BEGIN Exercise inputs
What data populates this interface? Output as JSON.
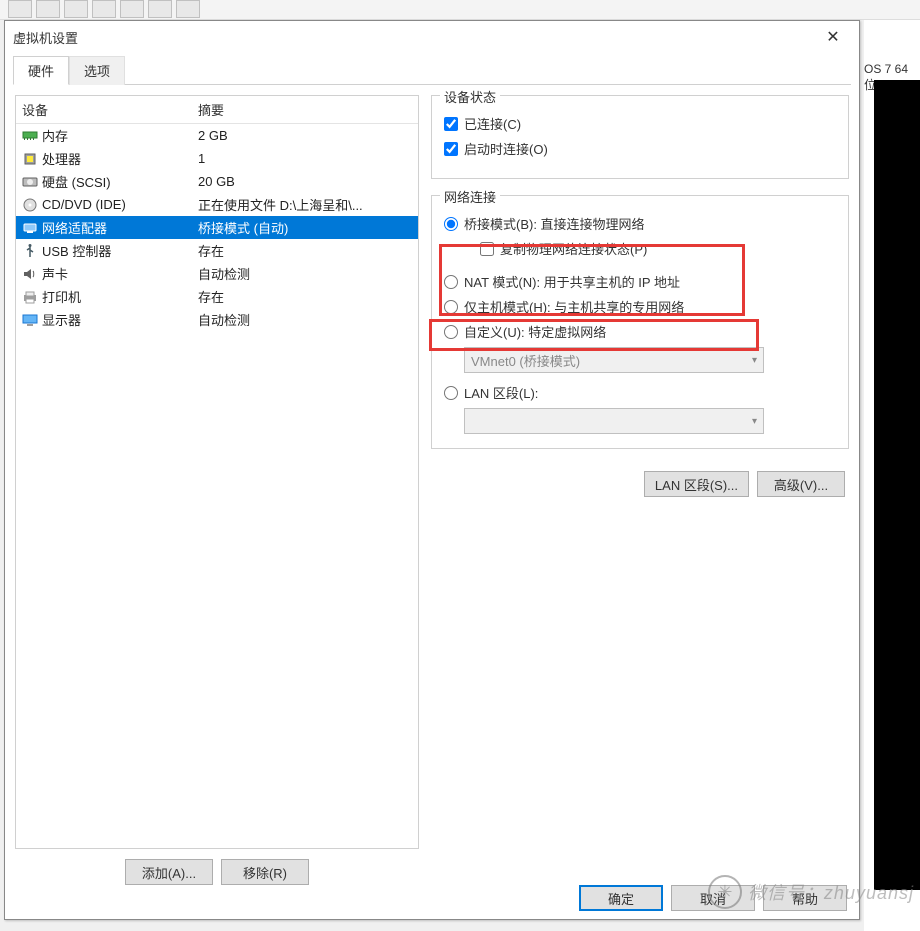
{
  "bg": {
    "os_label": "OS 7 64 位"
  },
  "dialog": {
    "title": "虚拟机设置",
    "tabs": {
      "hardware": "硬件",
      "options": "选项"
    },
    "columns": {
      "device": "设备",
      "summary": "摘要"
    },
    "devices": [
      {
        "key": "memory",
        "name": "内存",
        "summary": "2 GB"
      },
      {
        "key": "cpu",
        "name": "处理器",
        "summary": "1"
      },
      {
        "key": "disk",
        "name": "硬盘 (SCSI)",
        "summary": "20 GB"
      },
      {
        "key": "cd",
        "name": "CD/DVD (IDE)",
        "summary": "正在使用文件 D:\\上海呈和\\..."
      },
      {
        "key": "net",
        "name": "网络适配器",
        "summary": "桥接模式 (自动)"
      },
      {
        "key": "usb",
        "name": "USB 控制器",
        "summary": "存在"
      },
      {
        "key": "sound",
        "name": "声卡",
        "summary": "自动检测"
      },
      {
        "key": "printer",
        "name": "打印机",
        "summary": "存在"
      },
      {
        "key": "display",
        "name": "显示器",
        "summary": "自动检测"
      }
    ],
    "selected_device_index": 4,
    "buttons": {
      "add": "添加(A)...",
      "remove": "移除(R)"
    },
    "device_state": {
      "title": "设备状态",
      "connected": "已连接(C)",
      "connect_on_power": "启动时连接(O)"
    },
    "network": {
      "title": "网络连接",
      "bridged": "桥接模式(B): 直接连接物理网络",
      "replicate": "复制物理网络连接状态(P)",
      "nat": "NAT 模式(N): 用于共享主机的 IP 地址",
      "hostonly": "仅主机模式(H): 与主机共享的专用网络",
      "custom": "自定义(U): 特定虚拟网络",
      "custom_value": "VMnet0 (桥接模式)",
      "lan": "LAN 区段(L):",
      "lan_value": ""
    },
    "right_buttons": {
      "lan_segments": "LAN 区段(S)...",
      "advanced": "高级(V)..."
    },
    "footer": {
      "ok": "确定",
      "cancel": "取消",
      "help": "帮助"
    }
  },
  "watermark": "微信号：zhuyuansj"
}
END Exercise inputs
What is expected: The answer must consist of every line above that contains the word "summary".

Answer area:
      "summary": "摘要"
        "summary": "2 GB"
        "summary": "1"
        "summary": "20 GB"
        "summary": "正在使用文件 D:\\上海呈和\\..."
        "summary": "桥接模式 (自动)"
        "summary": "存在"
        "summary": "自动检测"
        "summary": "存在"
        "summary": "自动检测"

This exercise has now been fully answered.